Closely related to Myrcia inaequiloba, and perhaps not a distinct species, is Aulomyrcia obtusata Berg (Linnaea 27: 39. 1855) based on "Rich. Schomburgk, coll. no. 1085; Rob. Schomburgk, coh. no. 704," "v.s. in hb. Berol. et Vindob." A usual under the numbering system employed by the Schomburgk brothers (see the introduction to this paper), it is probable that Berg saw no. 1085 at Berlin; it is assumed that this collection has been destroyed. A sheet of no. 704, at W , named by Berg, may therefore be taken as lectotype; additional isotype material has been seen as follows: No. 704 (BM, M I C H , W ) ; no. 704/1085B (K); no. 1085 (K, ex hb. Berol. 1859, det. Berg). The plant resembles M . inaequiloba except that it has narrow obtuse leaves 3-4.5 cm long, 1-1.8 cm wide, and the inflorescence is rather shorter than usual; in other respects, e.g., impressed midvein, pubescent inflorescence, glabrous hypanthium, thin pale unequal calyx-lobes that are pubescent within, it exactly simulates M . inaequiloba. The original collections were supposedly from Roraima; I have not seen any others like them except the following.
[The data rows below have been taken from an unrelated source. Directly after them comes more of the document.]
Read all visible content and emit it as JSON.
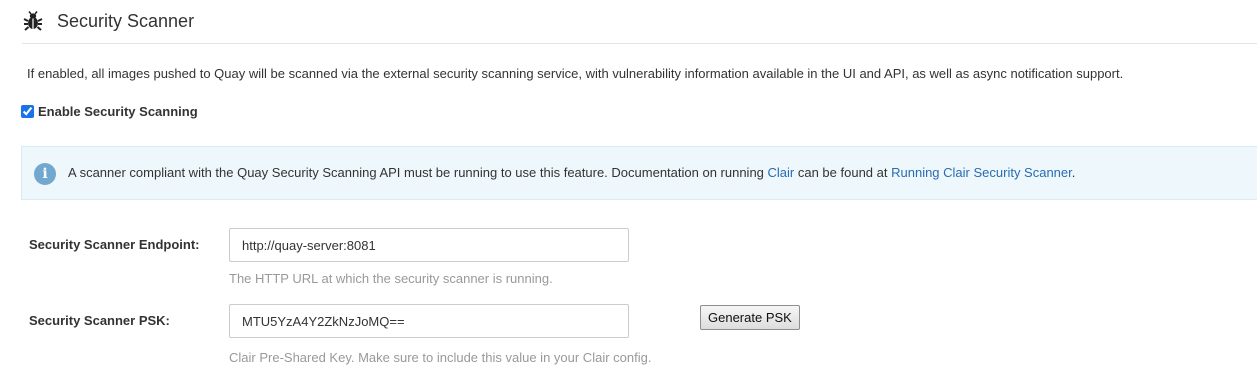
{
  "section": {
    "title": "Security Scanner",
    "icon": "bug-icon"
  },
  "description": "If enabled, all images pushed to Quay will be scanned via the external security scanning service, with vulnerability information available in the UI and API, as well as async notification support.",
  "enable_scanning": {
    "label": "Enable Security Scanning",
    "checked": true
  },
  "info": {
    "icon": "info-icon",
    "text_before": "A scanner compliant with the Quay Security Scanning API must be running to use this feature. Documentation on running ",
    "link1": "Clair",
    "text_middle": " can be found at ",
    "link2": "Running Clair Security Scanner",
    "text_after": "."
  },
  "endpoint": {
    "label": "Security Scanner Endpoint:",
    "value": "http://quay-server:8081",
    "help": "The HTTP URL at which the security scanner is running."
  },
  "psk": {
    "label": "Security Scanner PSK:",
    "value": "MTU5YzA4Y2ZkNzJoMQ==",
    "help": "Clair Pre-Shared Key. Make sure to include this value in your Clair config.",
    "generate_label": "Generate PSK"
  },
  "colors": {
    "link": "#2a6cb0",
    "info_bg": "#eef7fb",
    "info_icon": "#72a8d0",
    "help_text": "#999999"
  }
}
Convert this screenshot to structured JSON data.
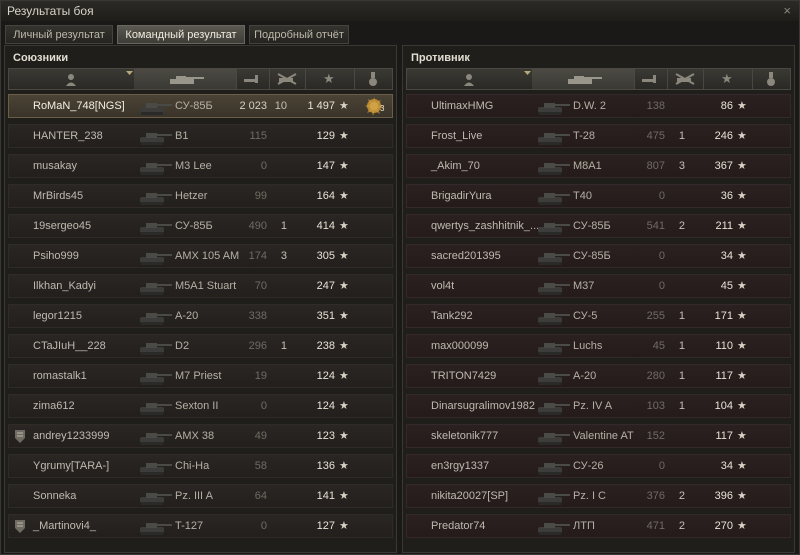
{
  "window": {
    "title": "Результаты боя",
    "close": "×"
  },
  "tabs": [
    {
      "label": "Личный результат"
    },
    {
      "label": "Командный результат"
    },
    {
      "label": "Подробный отчёт"
    }
  ],
  "active_tab": 1,
  "allies": {
    "title": "Союзники",
    "rows": [
      {
        "name": "RoMaN_748[NGS]",
        "vehicle": "СУ-85Б",
        "damage": "2 023",
        "kills": "10",
        "xp": "1 497",
        "me": true,
        "medal": "3"
      },
      {
        "name": "HANTER_238",
        "vehicle": "B1",
        "damage": "115",
        "kills": "",
        "xp": "129"
      },
      {
        "name": "musakay",
        "vehicle": "M3 Lee",
        "damage": "0",
        "kills": "",
        "xp": "147"
      },
      {
        "name": "MrBirds45",
        "vehicle": "Hetzer",
        "damage": "99",
        "kills": "",
        "xp": "164"
      },
      {
        "name": "19sergeo45",
        "vehicle": "СУ-85Б",
        "damage": "490",
        "kills": "1",
        "xp": "414"
      },
      {
        "name": "Psiho999",
        "vehicle": "AMX 105 AM",
        "damage": "174",
        "kills": "3",
        "xp": "305"
      },
      {
        "name": "Ilkhan_Kadyi",
        "vehicle": "M5A1 Stuart",
        "damage": "70",
        "kills": "",
        "xp": "247"
      },
      {
        "name": "legor1215",
        "vehicle": "A-20",
        "damage": "338",
        "kills": "",
        "xp": "351"
      },
      {
        "name": "CTaJIuH__228",
        "vehicle": "D2",
        "damage": "296",
        "kills": "1",
        "xp": "238"
      },
      {
        "name": "romastalk1",
        "vehicle": "M7 Priest",
        "damage": "19",
        "kills": "",
        "xp": "124"
      },
      {
        "name": "zima612",
        "vehicle": "Sexton II",
        "damage": "0",
        "kills": "",
        "xp": "124"
      },
      {
        "name": "andrey1233999",
        "vehicle": "AMX 38",
        "damage": "49",
        "kills": "",
        "xp": "123",
        "platoon": true
      },
      {
        "name": "Ygrumy[TARA-]",
        "vehicle": "Chi-Ha",
        "damage": "58",
        "kills": "",
        "xp": "136"
      },
      {
        "name": "Sonneka",
        "vehicle": "Pz. III A",
        "damage": "64",
        "kills": "",
        "xp": "141"
      },
      {
        "name": "_Martinovi4_",
        "vehicle": "T-127",
        "damage": "0",
        "kills": "",
        "xp": "127",
        "platoon": true
      }
    ]
  },
  "enemies": {
    "title": "Противник",
    "rows": [
      {
        "name": "UltimaxHMG",
        "vehicle": "D.W. 2",
        "damage": "138",
        "kills": "",
        "xp": "86"
      },
      {
        "name": "Frost_Live",
        "vehicle": "T-28",
        "damage": "475",
        "kills": "1",
        "xp": "246"
      },
      {
        "name": "_Akim_70",
        "vehicle": "M8A1",
        "damage": "807",
        "kills": "3",
        "xp": "367"
      },
      {
        "name": "BrigadirYura",
        "vehicle": "T40",
        "damage": "0",
        "kills": "",
        "xp": "36"
      },
      {
        "name": "qwertys_zashhitnik_...",
        "vehicle": "СУ-85Б",
        "damage": "541",
        "kills": "2",
        "xp": "211"
      },
      {
        "name": "sacred201395",
        "vehicle": "СУ-85Б",
        "damage": "0",
        "kills": "",
        "xp": "34"
      },
      {
        "name": "vol4t",
        "vehicle": "M37",
        "damage": "0",
        "kills": "",
        "xp": "45"
      },
      {
        "name": "Tank292",
        "vehicle": "СУ-5",
        "damage": "255",
        "kills": "1",
        "xp": "171"
      },
      {
        "name": "max000099",
        "vehicle": "Luchs",
        "damage": "45",
        "kills": "1",
        "xp": "110"
      },
      {
        "name": "TRITON7429",
        "vehicle": "A-20",
        "damage": "280",
        "kills": "1",
        "xp": "117"
      },
      {
        "name": "Dinarsugralimov1982",
        "vehicle": "Pz. IV A",
        "damage": "103",
        "kills": "1",
        "xp": "104"
      },
      {
        "name": "skeletonik777",
        "vehicle": "Valentine AT",
        "damage": "152",
        "kills": "",
        "xp": "117"
      },
      {
        "name": "en3rgy1337",
        "vehicle": "СУ-26",
        "damage": "0",
        "kills": "",
        "xp": "34"
      },
      {
        "name": "nikita20027[SP]",
        "vehicle": "Pz. I C",
        "damage": "376",
        "kills": "2",
        "xp": "396"
      },
      {
        "name": "Predator74",
        "vehicle": "ЛТП",
        "damage": "471",
        "kills": "2",
        "xp": "270"
      }
    ]
  },
  "icons": {
    "player_col": "player-icon",
    "tank_col": "tank-icon",
    "damage_col": "damage-icon",
    "kills_col": "kills-icon",
    "xp_col": "star-icon",
    "medal_col": "medal-icon",
    "star": "★",
    "sort": "sort-chevron-icon"
  },
  "colors": {
    "my_row": "#4b4335",
    "ally_row": "#2a2623",
    "enemy_row": "#2b2120"
  }
}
VENEZUELA. Bolivar: OriUas de Caroni, en playas y raudales Curucuya, 9 Oct 1946 (bud), Cardona 1787 (US).

Distribution:Venezuela South America|